Note each line of the entries that includes "scene". Then copy those lines.

# [Recorded data]

....

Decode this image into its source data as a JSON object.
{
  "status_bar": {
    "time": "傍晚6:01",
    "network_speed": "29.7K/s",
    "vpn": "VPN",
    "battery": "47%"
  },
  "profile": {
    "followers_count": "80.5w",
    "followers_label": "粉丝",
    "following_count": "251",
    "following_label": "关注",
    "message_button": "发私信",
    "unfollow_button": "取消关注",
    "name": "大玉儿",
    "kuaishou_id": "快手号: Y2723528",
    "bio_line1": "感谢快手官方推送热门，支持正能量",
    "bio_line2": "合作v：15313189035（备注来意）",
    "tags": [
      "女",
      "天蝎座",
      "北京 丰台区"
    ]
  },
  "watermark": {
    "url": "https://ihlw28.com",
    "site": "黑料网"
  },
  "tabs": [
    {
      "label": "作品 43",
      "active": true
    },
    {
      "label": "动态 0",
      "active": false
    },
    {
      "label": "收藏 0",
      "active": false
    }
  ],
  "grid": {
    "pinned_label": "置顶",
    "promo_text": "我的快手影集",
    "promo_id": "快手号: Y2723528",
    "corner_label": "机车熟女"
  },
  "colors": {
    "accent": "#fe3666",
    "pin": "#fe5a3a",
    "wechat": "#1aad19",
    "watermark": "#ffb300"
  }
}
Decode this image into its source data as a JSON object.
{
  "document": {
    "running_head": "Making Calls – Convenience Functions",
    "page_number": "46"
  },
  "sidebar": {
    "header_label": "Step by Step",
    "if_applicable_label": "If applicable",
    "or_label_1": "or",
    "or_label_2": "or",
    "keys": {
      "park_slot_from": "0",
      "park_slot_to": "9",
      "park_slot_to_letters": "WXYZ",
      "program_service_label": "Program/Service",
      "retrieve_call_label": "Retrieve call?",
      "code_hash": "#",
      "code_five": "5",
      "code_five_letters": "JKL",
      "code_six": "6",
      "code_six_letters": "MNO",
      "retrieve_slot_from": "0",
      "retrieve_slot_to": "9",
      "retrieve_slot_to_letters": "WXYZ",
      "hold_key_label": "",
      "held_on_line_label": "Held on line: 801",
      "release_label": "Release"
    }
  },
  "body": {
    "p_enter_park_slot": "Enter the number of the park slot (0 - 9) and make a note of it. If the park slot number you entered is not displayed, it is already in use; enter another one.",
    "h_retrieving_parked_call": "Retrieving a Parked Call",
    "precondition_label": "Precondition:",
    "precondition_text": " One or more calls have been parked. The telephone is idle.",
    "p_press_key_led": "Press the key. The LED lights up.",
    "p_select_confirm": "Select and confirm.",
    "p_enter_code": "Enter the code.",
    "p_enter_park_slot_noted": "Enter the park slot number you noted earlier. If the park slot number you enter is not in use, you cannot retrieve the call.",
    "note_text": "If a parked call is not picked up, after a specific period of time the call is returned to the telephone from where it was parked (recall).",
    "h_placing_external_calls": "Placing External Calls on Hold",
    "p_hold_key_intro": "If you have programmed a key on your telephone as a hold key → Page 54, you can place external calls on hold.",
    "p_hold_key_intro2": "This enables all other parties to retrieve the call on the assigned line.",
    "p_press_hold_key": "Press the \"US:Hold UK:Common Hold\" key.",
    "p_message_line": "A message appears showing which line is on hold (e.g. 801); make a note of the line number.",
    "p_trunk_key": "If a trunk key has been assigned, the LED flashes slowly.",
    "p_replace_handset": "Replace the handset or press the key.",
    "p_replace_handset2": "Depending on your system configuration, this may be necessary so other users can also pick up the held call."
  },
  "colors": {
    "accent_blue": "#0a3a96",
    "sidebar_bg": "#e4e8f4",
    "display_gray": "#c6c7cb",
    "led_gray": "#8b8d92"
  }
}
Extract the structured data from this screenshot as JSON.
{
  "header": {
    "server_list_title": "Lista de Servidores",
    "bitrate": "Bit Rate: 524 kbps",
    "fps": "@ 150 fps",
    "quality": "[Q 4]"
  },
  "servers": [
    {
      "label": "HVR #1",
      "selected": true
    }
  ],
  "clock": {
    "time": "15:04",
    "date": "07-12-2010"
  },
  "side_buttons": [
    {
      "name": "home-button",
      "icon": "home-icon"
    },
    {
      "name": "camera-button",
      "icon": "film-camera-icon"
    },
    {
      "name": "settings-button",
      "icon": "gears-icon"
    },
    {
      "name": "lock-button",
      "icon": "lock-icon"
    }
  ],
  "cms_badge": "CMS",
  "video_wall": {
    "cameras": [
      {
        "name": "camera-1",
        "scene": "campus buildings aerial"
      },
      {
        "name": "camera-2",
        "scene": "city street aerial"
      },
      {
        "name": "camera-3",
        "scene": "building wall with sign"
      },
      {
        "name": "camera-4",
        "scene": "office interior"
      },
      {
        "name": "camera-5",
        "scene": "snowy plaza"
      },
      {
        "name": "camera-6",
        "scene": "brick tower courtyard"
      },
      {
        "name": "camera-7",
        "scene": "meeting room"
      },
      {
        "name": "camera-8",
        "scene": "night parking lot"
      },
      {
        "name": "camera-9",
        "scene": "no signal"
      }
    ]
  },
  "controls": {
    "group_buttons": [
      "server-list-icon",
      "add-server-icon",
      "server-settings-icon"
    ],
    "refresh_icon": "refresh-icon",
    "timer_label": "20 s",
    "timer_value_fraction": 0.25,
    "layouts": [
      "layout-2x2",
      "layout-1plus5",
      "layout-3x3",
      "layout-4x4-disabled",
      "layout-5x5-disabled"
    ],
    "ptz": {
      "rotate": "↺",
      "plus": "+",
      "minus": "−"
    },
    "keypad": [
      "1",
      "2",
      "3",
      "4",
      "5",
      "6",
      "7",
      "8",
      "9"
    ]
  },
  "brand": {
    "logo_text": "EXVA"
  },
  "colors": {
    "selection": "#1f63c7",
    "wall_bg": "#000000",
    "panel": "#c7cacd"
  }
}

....

# [The completed task]
        "scene": "campus buildings aerial"
        "scene": "city street aerial"
        "scene": "building wall with sign"
        "scene": "office interior"
        "scene": "snowy plaza"
        "scene": "brick tower courtyard"
        "scene": "meeting room"
        "scene": "night parking lot"
        "scene": "no signal"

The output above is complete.